Your job is to return every line of the listing holding the string "Control".

BEGIN

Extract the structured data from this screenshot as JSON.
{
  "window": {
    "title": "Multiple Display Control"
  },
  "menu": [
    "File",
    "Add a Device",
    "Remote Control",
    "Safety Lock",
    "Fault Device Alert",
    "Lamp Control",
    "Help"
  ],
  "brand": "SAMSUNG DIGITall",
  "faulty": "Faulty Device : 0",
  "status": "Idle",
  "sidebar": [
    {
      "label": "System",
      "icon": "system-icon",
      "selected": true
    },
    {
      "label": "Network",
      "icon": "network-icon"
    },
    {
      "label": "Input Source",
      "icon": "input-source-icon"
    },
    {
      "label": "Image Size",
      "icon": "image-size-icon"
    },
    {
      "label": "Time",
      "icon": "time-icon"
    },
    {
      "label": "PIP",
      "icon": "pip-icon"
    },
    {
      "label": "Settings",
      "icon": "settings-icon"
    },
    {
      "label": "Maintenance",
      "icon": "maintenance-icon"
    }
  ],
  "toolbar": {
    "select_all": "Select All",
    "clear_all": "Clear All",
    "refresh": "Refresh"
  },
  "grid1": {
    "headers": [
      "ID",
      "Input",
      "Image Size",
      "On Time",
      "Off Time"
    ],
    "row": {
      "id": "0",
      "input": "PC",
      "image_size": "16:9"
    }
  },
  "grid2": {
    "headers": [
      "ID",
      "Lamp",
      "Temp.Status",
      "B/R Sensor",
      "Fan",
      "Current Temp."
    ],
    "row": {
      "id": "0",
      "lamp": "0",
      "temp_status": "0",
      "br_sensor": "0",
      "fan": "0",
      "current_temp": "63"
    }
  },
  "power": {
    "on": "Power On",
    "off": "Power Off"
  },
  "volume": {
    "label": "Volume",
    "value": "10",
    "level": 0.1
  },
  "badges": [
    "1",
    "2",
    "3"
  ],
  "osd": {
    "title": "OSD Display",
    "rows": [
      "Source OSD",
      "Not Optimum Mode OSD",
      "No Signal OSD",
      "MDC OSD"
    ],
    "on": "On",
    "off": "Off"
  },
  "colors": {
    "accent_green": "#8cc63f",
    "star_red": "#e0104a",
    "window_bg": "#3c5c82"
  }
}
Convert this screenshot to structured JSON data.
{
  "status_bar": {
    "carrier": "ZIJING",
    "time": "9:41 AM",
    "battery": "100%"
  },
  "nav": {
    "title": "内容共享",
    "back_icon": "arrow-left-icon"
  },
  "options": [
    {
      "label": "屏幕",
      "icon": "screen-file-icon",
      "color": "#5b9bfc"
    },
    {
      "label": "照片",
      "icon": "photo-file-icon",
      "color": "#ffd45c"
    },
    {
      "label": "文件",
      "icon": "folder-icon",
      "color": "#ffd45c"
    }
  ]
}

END

§ **Your response**
    "title": "Multiple Display Control"
    "Remote Control",
    "Lamp Control",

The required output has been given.